> [What is needed] From the entries below, work out the number of lines that hold the word "then", and give that number alone.
<<<<
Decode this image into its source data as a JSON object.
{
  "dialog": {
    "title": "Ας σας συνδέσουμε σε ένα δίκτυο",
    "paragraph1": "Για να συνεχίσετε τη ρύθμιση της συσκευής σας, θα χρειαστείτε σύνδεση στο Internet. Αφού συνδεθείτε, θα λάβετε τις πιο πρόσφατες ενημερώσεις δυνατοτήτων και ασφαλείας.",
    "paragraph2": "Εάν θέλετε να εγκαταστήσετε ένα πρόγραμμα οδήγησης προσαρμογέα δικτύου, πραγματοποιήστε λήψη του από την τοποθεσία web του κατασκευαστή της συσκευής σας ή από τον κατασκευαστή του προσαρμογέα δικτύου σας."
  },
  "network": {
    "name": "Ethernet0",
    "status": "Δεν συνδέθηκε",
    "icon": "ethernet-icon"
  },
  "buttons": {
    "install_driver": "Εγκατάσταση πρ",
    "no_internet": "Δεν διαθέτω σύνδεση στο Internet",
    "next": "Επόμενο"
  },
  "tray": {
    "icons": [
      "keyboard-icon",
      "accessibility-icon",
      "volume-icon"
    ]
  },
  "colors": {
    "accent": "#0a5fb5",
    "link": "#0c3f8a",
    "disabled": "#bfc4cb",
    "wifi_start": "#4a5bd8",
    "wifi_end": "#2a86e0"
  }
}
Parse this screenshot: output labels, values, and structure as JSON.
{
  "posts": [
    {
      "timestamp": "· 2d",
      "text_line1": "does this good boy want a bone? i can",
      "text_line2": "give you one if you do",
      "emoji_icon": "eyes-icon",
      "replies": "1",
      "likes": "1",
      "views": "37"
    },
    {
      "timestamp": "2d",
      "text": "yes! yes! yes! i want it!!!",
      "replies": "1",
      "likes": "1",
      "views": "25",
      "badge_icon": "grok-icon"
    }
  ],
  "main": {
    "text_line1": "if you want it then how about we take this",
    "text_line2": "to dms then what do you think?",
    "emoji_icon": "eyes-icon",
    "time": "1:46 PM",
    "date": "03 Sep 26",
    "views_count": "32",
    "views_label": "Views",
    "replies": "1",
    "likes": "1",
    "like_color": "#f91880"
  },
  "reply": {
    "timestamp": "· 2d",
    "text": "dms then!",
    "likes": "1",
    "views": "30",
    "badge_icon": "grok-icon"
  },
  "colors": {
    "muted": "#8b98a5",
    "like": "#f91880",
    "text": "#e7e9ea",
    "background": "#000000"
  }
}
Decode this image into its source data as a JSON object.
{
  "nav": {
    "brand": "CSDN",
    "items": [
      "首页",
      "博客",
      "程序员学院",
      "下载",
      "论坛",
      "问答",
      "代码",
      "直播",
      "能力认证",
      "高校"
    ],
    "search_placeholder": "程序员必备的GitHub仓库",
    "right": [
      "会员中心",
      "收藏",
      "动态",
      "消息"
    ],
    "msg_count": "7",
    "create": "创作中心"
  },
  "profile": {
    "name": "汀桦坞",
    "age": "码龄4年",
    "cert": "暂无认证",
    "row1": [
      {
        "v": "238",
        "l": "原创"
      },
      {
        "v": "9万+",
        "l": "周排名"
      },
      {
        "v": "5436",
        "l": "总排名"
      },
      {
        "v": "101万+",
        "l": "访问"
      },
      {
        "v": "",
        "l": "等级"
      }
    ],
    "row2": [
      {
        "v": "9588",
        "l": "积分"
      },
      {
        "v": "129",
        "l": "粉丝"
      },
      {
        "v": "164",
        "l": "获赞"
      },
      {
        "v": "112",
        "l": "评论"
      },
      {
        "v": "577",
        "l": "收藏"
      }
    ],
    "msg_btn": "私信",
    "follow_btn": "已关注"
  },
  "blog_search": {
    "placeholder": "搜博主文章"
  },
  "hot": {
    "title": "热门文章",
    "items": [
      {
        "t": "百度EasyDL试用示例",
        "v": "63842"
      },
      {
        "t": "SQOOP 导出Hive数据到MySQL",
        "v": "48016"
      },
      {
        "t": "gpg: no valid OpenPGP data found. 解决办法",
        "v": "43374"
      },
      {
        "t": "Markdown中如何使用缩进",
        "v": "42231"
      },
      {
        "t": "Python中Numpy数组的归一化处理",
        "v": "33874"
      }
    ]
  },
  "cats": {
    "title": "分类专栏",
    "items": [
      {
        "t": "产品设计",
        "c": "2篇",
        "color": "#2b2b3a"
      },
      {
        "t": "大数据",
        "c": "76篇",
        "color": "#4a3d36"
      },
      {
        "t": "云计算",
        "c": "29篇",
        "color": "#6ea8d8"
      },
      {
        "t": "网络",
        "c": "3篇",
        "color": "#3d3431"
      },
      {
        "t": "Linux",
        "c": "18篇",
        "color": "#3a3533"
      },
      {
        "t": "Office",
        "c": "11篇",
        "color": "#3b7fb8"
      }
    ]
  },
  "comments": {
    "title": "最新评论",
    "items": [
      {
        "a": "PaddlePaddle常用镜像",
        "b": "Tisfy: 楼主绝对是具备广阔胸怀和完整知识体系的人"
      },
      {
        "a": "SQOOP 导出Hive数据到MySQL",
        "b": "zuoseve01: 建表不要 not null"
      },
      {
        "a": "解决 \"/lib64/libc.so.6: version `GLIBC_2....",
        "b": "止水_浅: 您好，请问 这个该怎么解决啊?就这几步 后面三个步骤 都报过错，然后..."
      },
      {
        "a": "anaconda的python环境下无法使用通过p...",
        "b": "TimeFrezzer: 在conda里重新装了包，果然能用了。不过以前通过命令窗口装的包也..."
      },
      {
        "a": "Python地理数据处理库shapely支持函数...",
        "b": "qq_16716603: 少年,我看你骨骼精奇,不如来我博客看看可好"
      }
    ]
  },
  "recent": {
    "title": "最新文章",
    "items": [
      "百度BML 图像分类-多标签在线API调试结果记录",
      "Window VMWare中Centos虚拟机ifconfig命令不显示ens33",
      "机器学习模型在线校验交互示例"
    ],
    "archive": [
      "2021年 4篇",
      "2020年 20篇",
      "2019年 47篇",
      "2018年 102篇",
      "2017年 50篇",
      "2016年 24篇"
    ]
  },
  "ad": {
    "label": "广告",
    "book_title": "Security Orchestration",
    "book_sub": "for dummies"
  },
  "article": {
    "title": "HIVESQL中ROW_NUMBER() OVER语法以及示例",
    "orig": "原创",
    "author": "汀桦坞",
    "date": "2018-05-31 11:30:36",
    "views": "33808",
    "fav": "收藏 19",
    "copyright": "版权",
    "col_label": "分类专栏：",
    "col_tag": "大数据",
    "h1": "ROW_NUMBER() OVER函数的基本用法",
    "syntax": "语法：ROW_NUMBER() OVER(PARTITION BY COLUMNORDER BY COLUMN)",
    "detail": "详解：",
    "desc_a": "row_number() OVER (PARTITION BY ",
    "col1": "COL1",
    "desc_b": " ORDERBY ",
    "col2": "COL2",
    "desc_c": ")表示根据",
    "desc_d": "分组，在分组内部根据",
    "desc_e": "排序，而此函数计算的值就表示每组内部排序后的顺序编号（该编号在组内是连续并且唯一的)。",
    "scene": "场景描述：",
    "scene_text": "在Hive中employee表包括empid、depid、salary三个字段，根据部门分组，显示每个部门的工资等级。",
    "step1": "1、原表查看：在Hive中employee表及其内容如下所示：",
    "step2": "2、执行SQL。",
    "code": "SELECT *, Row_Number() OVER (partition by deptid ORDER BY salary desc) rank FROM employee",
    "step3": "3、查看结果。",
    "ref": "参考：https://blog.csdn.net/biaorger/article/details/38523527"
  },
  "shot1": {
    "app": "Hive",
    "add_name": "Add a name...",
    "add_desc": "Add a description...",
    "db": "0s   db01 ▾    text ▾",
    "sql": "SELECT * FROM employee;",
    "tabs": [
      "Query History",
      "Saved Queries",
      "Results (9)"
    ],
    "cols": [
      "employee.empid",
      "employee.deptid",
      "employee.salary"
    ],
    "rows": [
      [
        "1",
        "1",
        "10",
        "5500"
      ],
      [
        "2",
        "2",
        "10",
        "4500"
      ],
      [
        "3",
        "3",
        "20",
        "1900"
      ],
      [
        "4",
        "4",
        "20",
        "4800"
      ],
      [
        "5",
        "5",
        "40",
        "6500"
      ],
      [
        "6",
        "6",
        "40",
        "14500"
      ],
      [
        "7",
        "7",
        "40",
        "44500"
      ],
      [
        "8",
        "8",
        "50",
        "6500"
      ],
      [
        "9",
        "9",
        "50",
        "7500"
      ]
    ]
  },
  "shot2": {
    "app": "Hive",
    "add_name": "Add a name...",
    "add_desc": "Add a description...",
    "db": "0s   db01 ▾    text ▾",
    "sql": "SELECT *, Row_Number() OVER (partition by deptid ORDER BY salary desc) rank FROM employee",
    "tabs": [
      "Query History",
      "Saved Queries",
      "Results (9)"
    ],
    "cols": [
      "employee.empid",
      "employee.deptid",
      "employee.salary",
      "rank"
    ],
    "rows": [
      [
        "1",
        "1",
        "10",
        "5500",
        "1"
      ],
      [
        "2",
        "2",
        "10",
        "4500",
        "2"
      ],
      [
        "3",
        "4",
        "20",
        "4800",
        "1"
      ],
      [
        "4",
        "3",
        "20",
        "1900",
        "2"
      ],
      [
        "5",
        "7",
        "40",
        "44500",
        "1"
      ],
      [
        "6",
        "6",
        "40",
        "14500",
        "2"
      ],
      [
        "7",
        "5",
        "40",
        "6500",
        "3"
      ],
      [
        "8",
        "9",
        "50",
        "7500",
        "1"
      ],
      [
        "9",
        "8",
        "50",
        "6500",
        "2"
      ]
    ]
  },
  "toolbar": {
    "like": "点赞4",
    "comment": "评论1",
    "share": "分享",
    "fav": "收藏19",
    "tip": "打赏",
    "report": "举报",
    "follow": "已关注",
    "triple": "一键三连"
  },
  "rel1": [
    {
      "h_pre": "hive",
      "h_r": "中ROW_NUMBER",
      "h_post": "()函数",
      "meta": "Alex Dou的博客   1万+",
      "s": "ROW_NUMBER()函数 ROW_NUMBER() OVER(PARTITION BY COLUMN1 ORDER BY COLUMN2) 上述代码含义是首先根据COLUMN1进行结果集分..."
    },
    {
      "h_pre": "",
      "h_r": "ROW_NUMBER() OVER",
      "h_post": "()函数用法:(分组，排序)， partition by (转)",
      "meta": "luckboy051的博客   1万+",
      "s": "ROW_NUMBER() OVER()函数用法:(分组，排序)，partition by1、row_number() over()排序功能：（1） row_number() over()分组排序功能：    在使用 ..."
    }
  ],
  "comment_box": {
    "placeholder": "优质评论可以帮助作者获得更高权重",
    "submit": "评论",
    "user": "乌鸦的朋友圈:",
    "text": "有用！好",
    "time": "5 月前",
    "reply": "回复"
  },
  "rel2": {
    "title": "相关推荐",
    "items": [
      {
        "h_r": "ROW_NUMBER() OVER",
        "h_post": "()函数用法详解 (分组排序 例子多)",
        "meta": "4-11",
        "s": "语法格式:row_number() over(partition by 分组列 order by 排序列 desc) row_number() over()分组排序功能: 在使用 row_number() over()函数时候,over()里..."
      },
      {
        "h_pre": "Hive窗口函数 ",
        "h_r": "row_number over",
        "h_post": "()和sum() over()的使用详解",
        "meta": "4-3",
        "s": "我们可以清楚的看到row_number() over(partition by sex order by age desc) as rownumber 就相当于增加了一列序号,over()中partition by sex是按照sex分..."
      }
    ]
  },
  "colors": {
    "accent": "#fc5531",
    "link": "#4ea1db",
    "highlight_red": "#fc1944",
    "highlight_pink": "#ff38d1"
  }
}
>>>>
> [Exercise output] 3